America is divided. So it’s no surprise that Silicon Valley is divided as well: between Hillary and Bernie however. Not Hillary and Trump. A New York Times article details how many of the young tech workers in Silicon Valley – burdened by mountains of student debt – are fervent supporters of Sanders, who is not liked or even known very well in the tech community.

That is, the community of tech owners, managers, and innovators. And investors of course. Not the community of your average entry-level employee. Who may be well-educated, but are barely beginning to chip away at their accumulated debt load.

What does the technocracy want? Expanded H1-B visa programs to displace older, well-paid employees with substantially cheaper foreign workers from East and South Asia mostly; expanded trade agreements so Google and Uber and Facebook and everyone can sell more in China; fairly open immigration laws in general – apparently over 40% of recent tech start-ups were founded by immigrants. And Trump’s call to boycott Apple because of the encryption face-off with the FBI is an affront to many tech owners. They are the innovative meritocracy where science trumps (unavoidable) civics every time.

These are not Trump-friendly policy options, to say the least. But the division between tech and Trump goes further than that. Trump’s campaign has given hope to lower-income, white working-class voters. Yes, people call them all sorts of other names. And the average Trump supporter, by the way, is not lower-income but closer to upper-middle income, according to the wonks at fivethirtyeight. But tech lives in an alternative universe compared to an under-employed coal miner in West Virginia.

So while tech elites will vote and fundraise for Hillary, while many tech employees will hope Sanders keeps fighting right to the convention, there is a core (but maybe not an overwhelming majority) of Trump supporters who see their relative – and even absolute in some cases – incomes falling and who have lost a lot of hope in the ruthless tech-heavy world they are trying to survive in. Their concerns are not just opposed to much of Silicon Valley’s political agenda, they exist in a far different world. Hostile resentment faces off against dismissive aloofness.

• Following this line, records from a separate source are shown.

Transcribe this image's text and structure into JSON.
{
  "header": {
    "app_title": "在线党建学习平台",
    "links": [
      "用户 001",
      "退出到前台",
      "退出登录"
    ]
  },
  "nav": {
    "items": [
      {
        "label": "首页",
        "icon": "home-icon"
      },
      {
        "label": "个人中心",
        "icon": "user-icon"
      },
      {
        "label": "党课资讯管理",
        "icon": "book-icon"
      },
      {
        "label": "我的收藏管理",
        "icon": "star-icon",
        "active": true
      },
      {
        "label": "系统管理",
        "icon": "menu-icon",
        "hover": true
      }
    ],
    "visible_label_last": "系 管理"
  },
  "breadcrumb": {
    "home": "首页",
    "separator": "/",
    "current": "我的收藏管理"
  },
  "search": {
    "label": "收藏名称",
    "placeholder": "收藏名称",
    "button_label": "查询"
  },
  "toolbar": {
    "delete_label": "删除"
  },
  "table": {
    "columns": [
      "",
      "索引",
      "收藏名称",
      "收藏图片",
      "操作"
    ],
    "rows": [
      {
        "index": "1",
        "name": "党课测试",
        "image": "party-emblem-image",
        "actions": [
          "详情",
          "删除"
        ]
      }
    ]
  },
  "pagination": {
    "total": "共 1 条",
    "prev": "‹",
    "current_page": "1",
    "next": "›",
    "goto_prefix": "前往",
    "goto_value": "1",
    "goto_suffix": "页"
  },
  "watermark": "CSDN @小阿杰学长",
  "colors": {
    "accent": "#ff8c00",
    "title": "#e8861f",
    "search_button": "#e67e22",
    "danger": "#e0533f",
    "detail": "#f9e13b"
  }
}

Yes, Trumpkins can be angry and even threatening. But Silicon Valley would delete a good measure of America’s civics, understood as the duties any employer has, and some of its sovereignty, in the name of innovation and it’s endless iterations. Which are no longer justified in terms of their effects on average citizens, but rather because they can lower costs.